Today's word-of-the-day on the Forgotten English desk calendar (c2006, Jeffrey Kacirk) is cucurbitula, defined as: "A glass vessel which, having its air rarified, gives room for that contained in the part to which it is applied to expand itself, and bring with it such humours as it is involved in." Not a very elegant explanation, which probably explains why writer Daniel Fenning did not go on to achieve household-name status like his lexicographical competitor Noah Webster.
Edward Lloyd's Encyclopedic Dictionary (1895) distinguished between the different types of cucurbitulae: "The cucurbitula cruenta is designed to draw blood. The cucurbitula sicca is for dry-cupping, and is a local vacuum apparatus. The cucurbitula cum ferro is armed with iron."
By the time they were being cataloged for our Medical Museum Collection in the 1970s, they were all referred to with the generic label "cup." We have digital photographs of most of our cupping sets which you can browse through in the Digital Resources Library.

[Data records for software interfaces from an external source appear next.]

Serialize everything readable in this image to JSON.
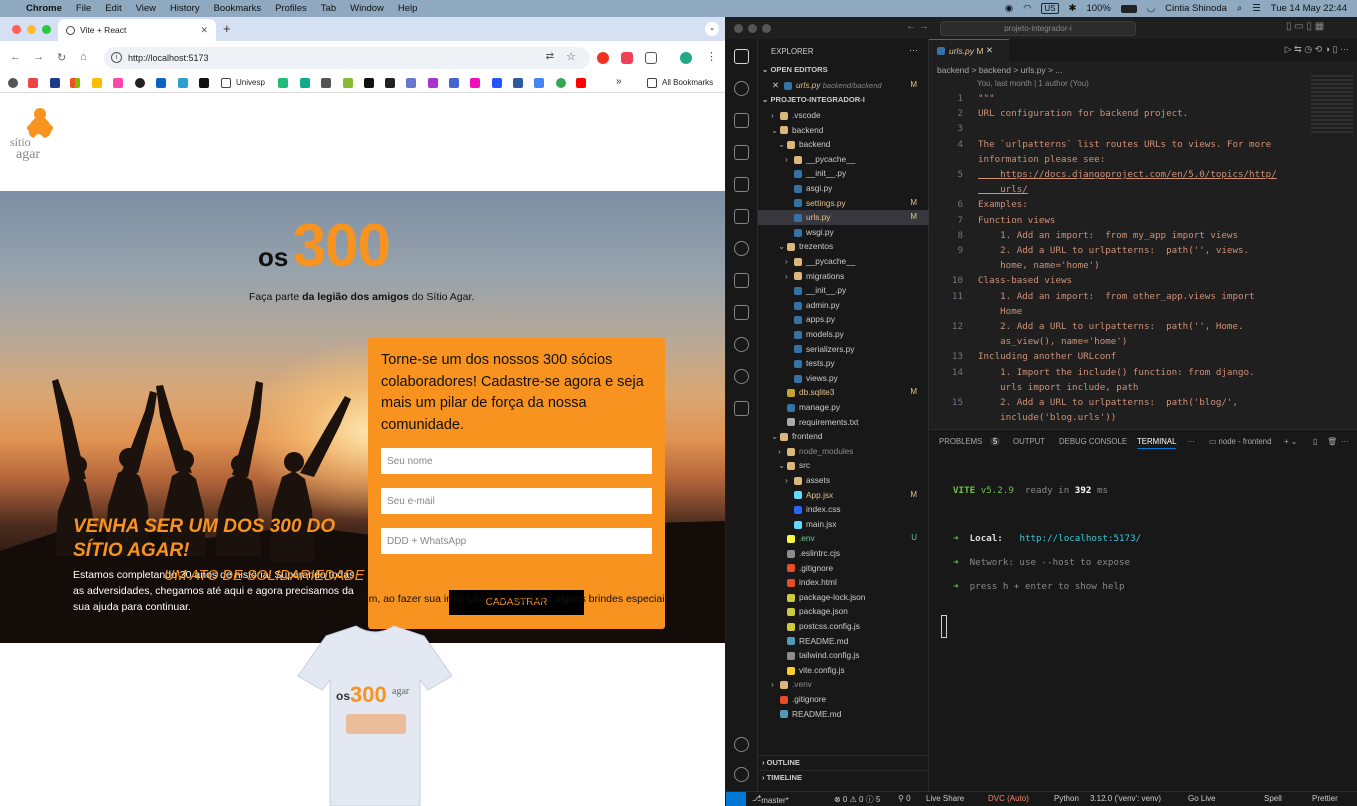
{
  "menubar": {
    "app": "Chrome",
    "items": [
      "File",
      "Edit",
      "View",
      "History",
      "Bookmarks",
      "Profiles",
      "Tab",
      "Window",
      "Help"
    ],
    "right": {
      "battery": "100%",
      "user": "Cintia Shinoda",
      "clock": "Tue 14 May  22:44",
      "input_source": "US"
    }
  },
  "browser": {
    "tab_title": "Vite + React",
    "url": "http://localhost:5173",
    "bookmarks": [
      "Univesp"
    ],
    "all_bookmarks": "All Bookmarks",
    "more": "»"
  },
  "site": {
    "logo_text": "sítio agar",
    "hero_os": "os",
    "hero_300": "300",
    "hero_sub_1": "Faça parte ",
    "hero_sub_bold": "da legião dos amigos",
    "hero_sub_2": " do Sítio Agar.",
    "hero_heading": "VENHA SER UM DOS 300 DO SÍTIO AGAR!",
    "hero_text": "Estamos completando 30 anos de história! Superando todas as adversidades, chegamos até aqui e agora precisamos da sua ajuda para continuar.",
    "form": {
      "title": "Torne-se um dos nossos 300 sócios colaboradores! Cadastre-se agora e seja mais um pilar de força da nossa comunidade.",
      "name_placeholder": "Seu nome",
      "email_placeholder": "Seu e-mail",
      "phone_placeholder": "DDD + WhatsApp",
      "submit": "CADASTRAR"
    },
    "section_title": "UM ATO DE SOLIDARIEDADE QUE RETORNA PARA VOCÊ",
    "section_text": "Como forma de agradecimento por se juntar à nossa corrente do bem, ao fazer sua inscrição você ganhará alguns brindes especiais:",
    "shirt_text_os": "os",
    "shirt_text_300": "300",
    "shirt_text_agar": "agar"
  },
  "vscode": {
    "search": "projeto-integrador-i",
    "explorer_title": "EXPLORER",
    "open_editors": "OPEN EDITORS",
    "open_file": "urls.py",
    "open_file_path": "backend/backend",
    "project": "PROJETO-INTEGRADOR-I",
    "tree": [
      {
        "name": ".vscode",
        "indent": 1,
        "type": "folder",
        "status": "",
        "color": "#cccccc"
      },
      {
        "name": "backend",
        "indent": 1,
        "type": "folder-open",
        "status": "",
        "color": "#cccccc"
      },
      {
        "name": "backend",
        "indent": 2,
        "type": "folder-open",
        "status": "",
        "color": "#cccccc"
      },
      {
        "name": "__pycache__",
        "indent": 3,
        "type": "folder",
        "status": "",
        "color": "#cccccc"
      },
      {
        "name": "__init__.py",
        "indent": 3,
        "type": "py",
        "status": "",
        "color": "#cccccc"
      },
      {
        "name": "asgi.py",
        "indent": 3,
        "type": "py",
        "status": "",
        "color": "#cccccc"
      },
      {
        "name": "settings.py",
        "indent": 3,
        "type": "py",
        "status": "M",
        "color": "#e2c08d"
      },
      {
        "name": "urls.py",
        "indent": 3,
        "type": "py",
        "status": "M",
        "color": "#e2c08d"
      },
      {
        "name": "wsgi.py",
        "indent": 3,
        "type": "py",
        "status": "",
        "color": "#cccccc"
      },
      {
        "name": "trezentos",
        "indent": 2,
        "type": "folder-open",
        "status": "",
        "color": "#cccccc"
      },
      {
        "name": "__pycache__",
        "indent": 3,
        "type": "folder",
        "status": "",
        "color": "#cccccc"
      },
      {
        "name": "migrations",
        "indent": 3,
        "type": "folder",
        "status": "",
        "color": "#cccccc"
      },
      {
        "name": "__init__.py",
        "indent": 3,
        "type": "py",
        "status": "",
        "color": "#cccccc"
      },
      {
        "name": "admin.py",
        "indent": 3,
        "type": "py",
        "status": "",
        "color": "#cccccc"
      },
      {
        "name": "apps.py",
        "indent": 3,
        "type": "py",
        "status": "",
        "color": "#cccccc"
      },
      {
        "name": "models.py",
        "indent": 3,
        "type": "py",
        "status": "",
        "color": "#cccccc"
      },
      {
        "name": "serializers.py",
        "indent": 3,
        "type": "py",
        "status": "",
        "color": "#cccccc"
      },
      {
        "name": "tests.py",
        "indent": 3,
        "type": "py",
        "status": "",
        "color": "#cccccc"
      },
      {
        "name": "views.py",
        "indent": 3,
        "type": "py",
        "status": "",
        "color": "#cccccc"
      },
      {
        "name": "db.sqlite3",
        "indent": 2,
        "type": "db",
        "status": "M",
        "color": "#e2c08d"
      },
      {
        "name": "manage.py",
        "indent": 2,
        "type": "py",
        "status": "",
        "color": "#cccccc"
      },
      {
        "name": "requirements.txt",
        "indent": 2,
        "type": "txt",
        "status": "",
        "color": "#cccccc"
      },
      {
        "name": "frontend",
        "indent": 1,
        "type": "folder-open",
        "status": "",
        "color": "#cccccc"
      },
      {
        "name": "node_modules",
        "indent": 2,
        "type": "folder",
        "status": "",
        "color": "#8c8c8c"
      },
      {
        "name": "src",
        "indent": 2,
        "type": "folder-open",
        "status": "",
        "color": "#cccccc"
      },
      {
        "name": "assets",
        "indent": 3,
        "type": "folder",
        "status": "",
        "color": "#cccccc"
      },
      {
        "name": "App.jsx",
        "indent": 3,
        "type": "jsx",
        "status": "M",
        "color": "#e2c08d"
      },
      {
        "name": "index.css",
        "indent": 3,
        "type": "css",
        "status": "",
        "color": "#cccccc"
      },
      {
        "name": "main.jsx",
        "indent": 3,
        "type": "jsx",
        "status": "",
        "color": "#cccccc"
      },
      {
        "name": ".env",
        "indent": 2,
        "type": "env",
        "status": "U",
        "color": "#73c991"
      },
      {
        "name": ".eslintrc.cjs",
        "indent": 2,
        "type": "cfg",
        "status": "",
        "color": "#cccccc"
      },
      {
        "name": ".gitignore",
        "indent": 2,
        "type": "git",
        "status": "",
        "color": "#cccccc"
      },
      {
        "name": "index.html",
        "indent": 2,
        "type": "html",
        "status": "",
        "color": "#cccccc"
      },
      {
        "name": "package-lock.json",
        "indent": 2,
        "type": "json",
        "status": "",
        "color": "#cccccc"
      },
      {
        "name": "package.json",
        "indent": 2,
        "type": "json",
        "status": "",
        "color": "#cccccc"
      },
      {
        "name": "postcss.config.js",
        "indent": 2,
        "type": "json",
        "status": "",
        "color": "#cccccc"
      },
      {
        "name": "README.md",
        "indent": 2,
        "type": "md",
        "status": "",
        "color": "#cccccc"
      },
      {
        "name": "tailwind.config.js",
        "indent": 2,
        "type": "cfg",
        "status": "",
        "color": "#cccccc"
      },
      {
        "name": "vite.config.js",
        "indent": 2,
        "type": "vite",
        "status": "",
        "color": "#cccccc"
      },
      {
        "name": ".venv",
        "indent": 1,
        "type": "folder",
        "status": "",
        "color": "#8c8c8c"
      },
      {
        "name": ".gitignore",
        "indent": 1,
        "type": "git",
        "status": "",
        "color": "#cccccc"
      },
      {
        "name": "README.md",
        "indent": 1,
        "type": "md",
        "status": "",
        "color": "#cccccc"
      }
    ],
    "outline": "OUTLINE",
    "timeline": "TIMELINE",
    "editor_tab": "urls.py",
    "editor_tab_badge": "M",
    "breadcrumb": "backend  >  backend  >  urls.py  >  ...",
    "blame": "You, last month | 1 author (You)",
    "code": [
      {
        "n": "1",
        "t": "\"\"\""
      },
      {
        "n": "2",
        "t": "URL configuration for backend project."
      },
      {
        "n": "3",
        "t": ""
      },
      {
        "n": "4",
        "t": "The `urlpatterns` list routes URLs to views. For more"
      },
      {
        "n": "",
        "t": "information please see:"
      },
      {
        "n": "5",
        "t": "    https://docs.djangoproject.com/en/5.0/topics/http/"
      },
      {
        "n": "",
        "t": "    urls/"
      },
      {
        "n": "6",
        "t": "Examples:"
      },
      {
        "n": "7",
        "t": "Function views"
      },
      {
        "n": "8",
        "t": "    1. Add an import:  from my_app import views"
      },
      {
        "n": "9",
        "t": "    2. Add a URL to urlpatterns:  path('', views."
      },
      {
        "n": "",
        "t": "    home, name='home')"
      },
      {
        "n": "10",
        "t": "Class-based views"
      },
      {
        "n": "11",
        "t": "    1. Add an import:  from other_app.views import"
      },
      {
        "n": "",
        "t": "    Home"
      },
      {
        "n": "12",
        "t": "    2. Add a URL to urlpatterns:  path('', Home."
      },
      {
        "n": "",
        "t": "    as_view(), name='home')"
      },
      {
        "n": "13",
        "t": "Including another URLconf"
      },
      {
        "n": "14",
        "t": "    1. Import the include() function: from django."
      },
      {
        "n": "",
        "t": "    urls import include, path"
      },
      {
        "n": "15",
        "t": "    2. Add a URL to urlpatterns:  path('blog/',"
      },
      {
        "n": "",
        "t": "    include('blog.urls'))"
      }
    ],
    "panel_tabs": [
      "PROBLEMS",
      "5",
      "OUTPUT",
      "DEBUG CONSOLE",
      "TERMINAL"
    ],
    "terminal_name": "node - frontend",
    "terminal": {
      "vite": "VITE",
      "version": "v5.2.9",
      "ready": "ready in",
      "ms": "392",
      "ms_unit": "ms",
      "local_label": "Local:",
      "local_url": "http://localhost:5173/",
      "network": "Network: use --host to expose",
      "help": "press h + enter to show help"
    },
    "status": {
      "branch": "master*",
      "errors": "⊗ 0 ⚠ 0 ⓘ 5",
      "ports": "⚲ 0",
      "live_share": "Live Share",
      "dvc": "DVC (Auto)",
      "lang": "Python",
      "interpreter": "3.12.0 ('venv': venv)",
      "golive": "Go Live",
      "spell": "Spell",
      "prettier": "Prettier"
    }
  }
}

Cupping is still employed as a therapeutic technique by modern practitioners of alternative medicine; you can investigate some of the books on cupping held at the National College of Natural Medicine just down the Hill in our combined library catalog.